Write out each line of the records that has "text" in it.

[[ SOURCE MATERIAL, beginning ]]

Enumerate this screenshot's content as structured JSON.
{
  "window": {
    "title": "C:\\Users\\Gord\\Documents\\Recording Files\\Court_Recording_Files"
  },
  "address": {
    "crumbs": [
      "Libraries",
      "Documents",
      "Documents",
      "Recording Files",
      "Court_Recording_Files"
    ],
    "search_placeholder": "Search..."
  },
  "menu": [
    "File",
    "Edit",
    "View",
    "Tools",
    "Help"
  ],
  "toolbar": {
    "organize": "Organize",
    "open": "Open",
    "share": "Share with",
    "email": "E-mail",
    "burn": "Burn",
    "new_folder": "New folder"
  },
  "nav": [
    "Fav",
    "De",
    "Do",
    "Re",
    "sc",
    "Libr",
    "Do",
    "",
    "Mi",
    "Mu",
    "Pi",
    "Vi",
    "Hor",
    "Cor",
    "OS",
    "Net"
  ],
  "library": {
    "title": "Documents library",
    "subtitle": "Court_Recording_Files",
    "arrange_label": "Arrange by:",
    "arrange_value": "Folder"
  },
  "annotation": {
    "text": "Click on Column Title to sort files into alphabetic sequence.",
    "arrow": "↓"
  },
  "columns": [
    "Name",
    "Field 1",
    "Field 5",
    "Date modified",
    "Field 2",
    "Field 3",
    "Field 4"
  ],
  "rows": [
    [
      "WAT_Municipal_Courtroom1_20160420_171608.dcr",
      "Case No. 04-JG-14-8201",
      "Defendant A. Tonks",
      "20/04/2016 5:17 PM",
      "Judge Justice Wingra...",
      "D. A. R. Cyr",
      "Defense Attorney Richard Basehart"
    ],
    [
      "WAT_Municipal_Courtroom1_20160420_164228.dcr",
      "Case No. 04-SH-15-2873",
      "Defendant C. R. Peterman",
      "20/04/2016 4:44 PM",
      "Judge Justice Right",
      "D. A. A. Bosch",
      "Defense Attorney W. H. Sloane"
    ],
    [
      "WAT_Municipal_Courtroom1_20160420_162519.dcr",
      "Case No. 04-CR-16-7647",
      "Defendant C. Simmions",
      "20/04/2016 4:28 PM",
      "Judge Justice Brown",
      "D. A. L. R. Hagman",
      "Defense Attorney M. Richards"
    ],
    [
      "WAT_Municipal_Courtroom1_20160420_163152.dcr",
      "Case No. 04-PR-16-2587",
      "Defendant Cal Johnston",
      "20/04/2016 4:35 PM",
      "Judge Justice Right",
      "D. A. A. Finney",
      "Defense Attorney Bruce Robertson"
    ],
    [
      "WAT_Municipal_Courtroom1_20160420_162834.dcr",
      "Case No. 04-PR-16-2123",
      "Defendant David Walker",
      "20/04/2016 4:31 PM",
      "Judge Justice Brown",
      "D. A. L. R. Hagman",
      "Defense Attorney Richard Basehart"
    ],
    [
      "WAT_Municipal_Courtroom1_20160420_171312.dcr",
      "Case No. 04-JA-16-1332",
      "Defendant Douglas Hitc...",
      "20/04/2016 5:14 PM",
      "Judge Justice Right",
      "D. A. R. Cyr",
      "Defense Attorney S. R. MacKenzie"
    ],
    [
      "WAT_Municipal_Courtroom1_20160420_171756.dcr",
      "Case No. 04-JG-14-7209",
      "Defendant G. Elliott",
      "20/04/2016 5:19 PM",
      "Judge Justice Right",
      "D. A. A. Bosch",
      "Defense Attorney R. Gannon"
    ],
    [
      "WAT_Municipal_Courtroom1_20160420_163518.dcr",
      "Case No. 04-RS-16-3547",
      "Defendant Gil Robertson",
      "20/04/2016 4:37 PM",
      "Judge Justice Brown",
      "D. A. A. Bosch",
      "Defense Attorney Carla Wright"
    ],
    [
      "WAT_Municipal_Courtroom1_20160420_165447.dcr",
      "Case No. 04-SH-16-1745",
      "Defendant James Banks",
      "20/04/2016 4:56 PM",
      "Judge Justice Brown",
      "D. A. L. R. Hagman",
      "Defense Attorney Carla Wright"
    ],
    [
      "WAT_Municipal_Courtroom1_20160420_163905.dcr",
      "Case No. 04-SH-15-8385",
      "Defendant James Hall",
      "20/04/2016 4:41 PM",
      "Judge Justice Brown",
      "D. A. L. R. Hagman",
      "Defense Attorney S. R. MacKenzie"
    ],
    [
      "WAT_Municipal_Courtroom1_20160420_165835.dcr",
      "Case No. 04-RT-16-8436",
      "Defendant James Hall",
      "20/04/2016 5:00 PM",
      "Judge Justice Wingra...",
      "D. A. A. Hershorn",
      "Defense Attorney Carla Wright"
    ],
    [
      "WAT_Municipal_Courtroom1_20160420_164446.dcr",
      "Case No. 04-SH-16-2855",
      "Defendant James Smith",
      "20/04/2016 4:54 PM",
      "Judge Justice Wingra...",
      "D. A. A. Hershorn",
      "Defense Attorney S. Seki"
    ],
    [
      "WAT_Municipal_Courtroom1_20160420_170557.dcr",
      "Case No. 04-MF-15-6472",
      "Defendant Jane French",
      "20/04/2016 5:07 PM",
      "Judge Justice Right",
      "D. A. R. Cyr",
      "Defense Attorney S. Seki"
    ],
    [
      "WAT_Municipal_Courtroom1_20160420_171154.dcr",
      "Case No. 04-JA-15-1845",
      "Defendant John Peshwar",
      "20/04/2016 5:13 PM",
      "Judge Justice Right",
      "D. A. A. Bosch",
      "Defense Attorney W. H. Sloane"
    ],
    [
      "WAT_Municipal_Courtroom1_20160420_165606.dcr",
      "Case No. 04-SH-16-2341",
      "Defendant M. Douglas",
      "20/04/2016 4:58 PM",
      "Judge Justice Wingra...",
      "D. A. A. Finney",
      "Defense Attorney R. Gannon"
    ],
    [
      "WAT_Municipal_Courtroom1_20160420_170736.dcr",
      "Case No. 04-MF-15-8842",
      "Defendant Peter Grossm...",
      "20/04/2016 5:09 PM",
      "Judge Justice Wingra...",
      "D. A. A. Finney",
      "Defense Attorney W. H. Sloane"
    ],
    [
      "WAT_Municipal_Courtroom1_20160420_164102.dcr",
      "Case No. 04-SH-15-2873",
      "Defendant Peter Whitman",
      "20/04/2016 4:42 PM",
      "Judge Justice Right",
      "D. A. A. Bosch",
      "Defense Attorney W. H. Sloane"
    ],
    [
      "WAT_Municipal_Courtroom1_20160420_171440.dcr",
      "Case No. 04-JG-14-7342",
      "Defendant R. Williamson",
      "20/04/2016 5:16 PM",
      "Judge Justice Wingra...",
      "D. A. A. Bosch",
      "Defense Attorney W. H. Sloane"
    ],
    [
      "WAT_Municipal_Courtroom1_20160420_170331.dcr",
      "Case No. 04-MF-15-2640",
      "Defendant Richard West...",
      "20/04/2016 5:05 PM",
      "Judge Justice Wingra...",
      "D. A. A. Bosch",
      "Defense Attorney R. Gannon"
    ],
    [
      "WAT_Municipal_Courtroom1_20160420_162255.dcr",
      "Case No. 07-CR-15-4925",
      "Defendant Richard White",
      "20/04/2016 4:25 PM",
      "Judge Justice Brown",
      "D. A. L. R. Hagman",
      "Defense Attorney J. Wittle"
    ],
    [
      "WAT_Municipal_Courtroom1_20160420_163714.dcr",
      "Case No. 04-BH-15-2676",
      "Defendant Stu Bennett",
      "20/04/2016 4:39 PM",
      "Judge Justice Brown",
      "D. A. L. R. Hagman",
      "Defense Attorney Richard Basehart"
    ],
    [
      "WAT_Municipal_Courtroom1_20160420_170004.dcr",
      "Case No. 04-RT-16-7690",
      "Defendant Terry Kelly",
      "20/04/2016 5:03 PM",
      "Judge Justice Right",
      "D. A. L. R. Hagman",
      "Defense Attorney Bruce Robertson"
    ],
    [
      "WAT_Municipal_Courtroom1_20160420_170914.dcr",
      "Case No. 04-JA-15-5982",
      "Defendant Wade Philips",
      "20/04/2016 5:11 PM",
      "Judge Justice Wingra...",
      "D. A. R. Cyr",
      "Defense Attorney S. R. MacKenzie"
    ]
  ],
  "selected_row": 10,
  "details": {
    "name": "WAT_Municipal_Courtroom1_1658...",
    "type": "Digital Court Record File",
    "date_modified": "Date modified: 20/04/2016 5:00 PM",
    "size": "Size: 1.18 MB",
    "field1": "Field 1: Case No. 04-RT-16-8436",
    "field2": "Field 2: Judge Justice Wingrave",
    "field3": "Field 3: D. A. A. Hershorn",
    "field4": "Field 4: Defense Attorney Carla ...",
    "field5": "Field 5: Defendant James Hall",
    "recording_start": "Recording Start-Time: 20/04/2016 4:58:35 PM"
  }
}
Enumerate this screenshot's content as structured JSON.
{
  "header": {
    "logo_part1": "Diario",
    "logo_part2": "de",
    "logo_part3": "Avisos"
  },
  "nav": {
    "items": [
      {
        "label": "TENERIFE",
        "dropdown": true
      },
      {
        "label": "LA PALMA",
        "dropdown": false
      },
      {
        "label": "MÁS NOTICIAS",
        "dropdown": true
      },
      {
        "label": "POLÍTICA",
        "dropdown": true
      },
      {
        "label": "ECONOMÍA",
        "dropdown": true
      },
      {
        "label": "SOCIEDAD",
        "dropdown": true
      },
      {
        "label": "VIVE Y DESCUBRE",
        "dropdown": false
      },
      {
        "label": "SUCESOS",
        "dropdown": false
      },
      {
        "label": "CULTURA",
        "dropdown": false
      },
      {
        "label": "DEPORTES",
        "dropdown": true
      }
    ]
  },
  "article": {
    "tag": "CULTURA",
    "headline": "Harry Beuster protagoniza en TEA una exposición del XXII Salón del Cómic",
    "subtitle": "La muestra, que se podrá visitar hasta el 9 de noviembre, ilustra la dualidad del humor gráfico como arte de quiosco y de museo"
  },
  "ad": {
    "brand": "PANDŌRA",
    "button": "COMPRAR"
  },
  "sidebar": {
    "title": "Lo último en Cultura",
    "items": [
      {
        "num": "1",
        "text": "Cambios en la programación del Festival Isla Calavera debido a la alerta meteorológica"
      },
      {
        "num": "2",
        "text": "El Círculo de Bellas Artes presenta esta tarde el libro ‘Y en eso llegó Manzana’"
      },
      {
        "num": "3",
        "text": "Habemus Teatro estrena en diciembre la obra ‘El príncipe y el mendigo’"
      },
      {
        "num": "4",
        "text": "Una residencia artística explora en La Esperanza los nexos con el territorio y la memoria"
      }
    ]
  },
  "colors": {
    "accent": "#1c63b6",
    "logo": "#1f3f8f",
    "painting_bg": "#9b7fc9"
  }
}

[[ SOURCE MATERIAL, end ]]

• [SOLUTION]:
    "text": "Click on Column Title to sort files into alphabetic sequence.",
        "text": "Cambios en la programación del Festival Isla Calavera debido a la alerta meteorológica"
        "text": "El Círculo de Bellas Artes presenta esta tarde el libro ‘Y en eso llegó Manzana’"
        "text": "Habemus Teatro estrena en diciembre la obra ‘El príncipe y el mendigo’"
        "text": "Una residencia artística explora en La Esperanza los nexos con el territorio y la memoria"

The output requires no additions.